It is important to note that participants were encouraged, but not required, to watch study videos. In addition, other educational videos that were not produced by the LOVE study were routinely made available to patients. Participants were neither encouraged nor discouraged from accessing additional educational content. This scenario best represented the educational environment that typical patients would encounter in our clinical setting.


The primary outcome of the LOVE study was the ISES score at the end of ovarian stimulation. Although the ISES was developed to more broadly describe infertile patients’ perceptions regarding diagnosis and treatment, given its potential to be associated with clinical differences, we used it in this study as a measure of burden. processing in which higher ISES scores may represent less processing load. The ISES score comes from a 16-item questionnaire rated from 1 to 9 on a Likert scale. Scores could range from 16 to 144. Higher scores were associated with stronger self-rated ability to cope with infertility diagnosis and treatment. In a prospective cohort study of 44 women, ISES scores were about 10% higher at the time of egg retrieval in women who conceived during that cycle. We considered a 10% difference in ISES scores to be clinically important, with the potential to have both psychological and treatment-related benefits.

There were several secondary results. We used the Ferti-QoL-T questionnaire which is used internationally to assess the general and treatment-related quality of life of people with infertility. The treatment portion of the instrument consists of 10 items that assess patients’ quality of life with respect to fertility treatment and is scored from 0 to 4. Higher scores are associated with better quality of life with a maximum score of 4014.

We also used the Perceived Stress Scale (PSS), which was first developed by Sheldon Cohen et al.,15.16. The PSS has been used in a wide variety of settings and the scores correlate well with other measures of stress10.17. The PSS score is based on a 10-point questionnaire to assess stress over the past month. Scores can vary between 0 and 40, with higher scores being associated with higher levels of stress16. Finally, participants were asked whether they felt confident about taking their assigned medications and whether they found the videos helpful, had made medication errors, needed medication assistance from from the staff or would recommend the videos to others. Participants were also asked whether or not they watched the videos.

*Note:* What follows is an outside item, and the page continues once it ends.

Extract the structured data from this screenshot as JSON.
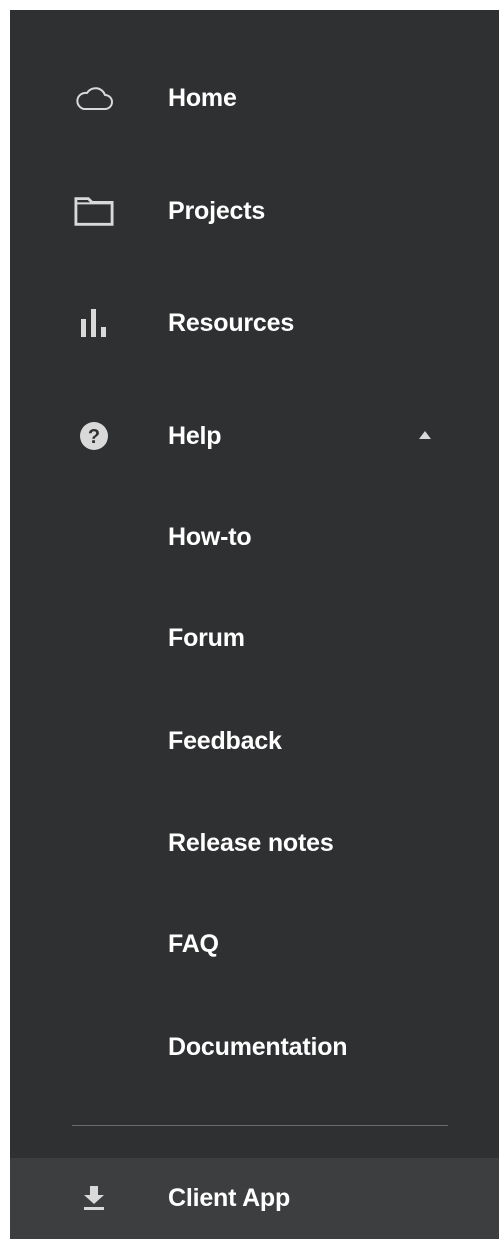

We hypothesized that participants exposed to the experimental videos would have higher ISES scores than patients exposed to the control videos. For the primary outcome of ISES scores, 107 participants would be needed in each group to detect a 10% difference at a power of 0.8 with a standard deviation of 24.5. The target recruitment for this study was 250 participants seeking IVF assuming a 14% dropout rate, which was similar to other infertility-related randomized clinical trials18.19.

The demographics between the control group and the experimental group were assessed using you-tests or chi-square tests where applicable. Continuous outcomes (ISES, FertiQoL-T and PSS scores) were compared between experimental and control groups using a you-test in an intention-to-treat and per-protocol analysis that limited the analysis to patients who approved viewing study videos. Participants’ ratings of video quality – whether or not they found the videos beneficial (useful, confidence-enhancing, worthy of recommendation, etc.) were assessed using univariate logistic regressions.

The normality of the main result (ISES score) was confirmed by the Shapiro-Wilk test. Data are presented as point estimates and significance has been determined at p

Summary of reports

Further information on the research design can be found in the summary of nature research reports linked to this article.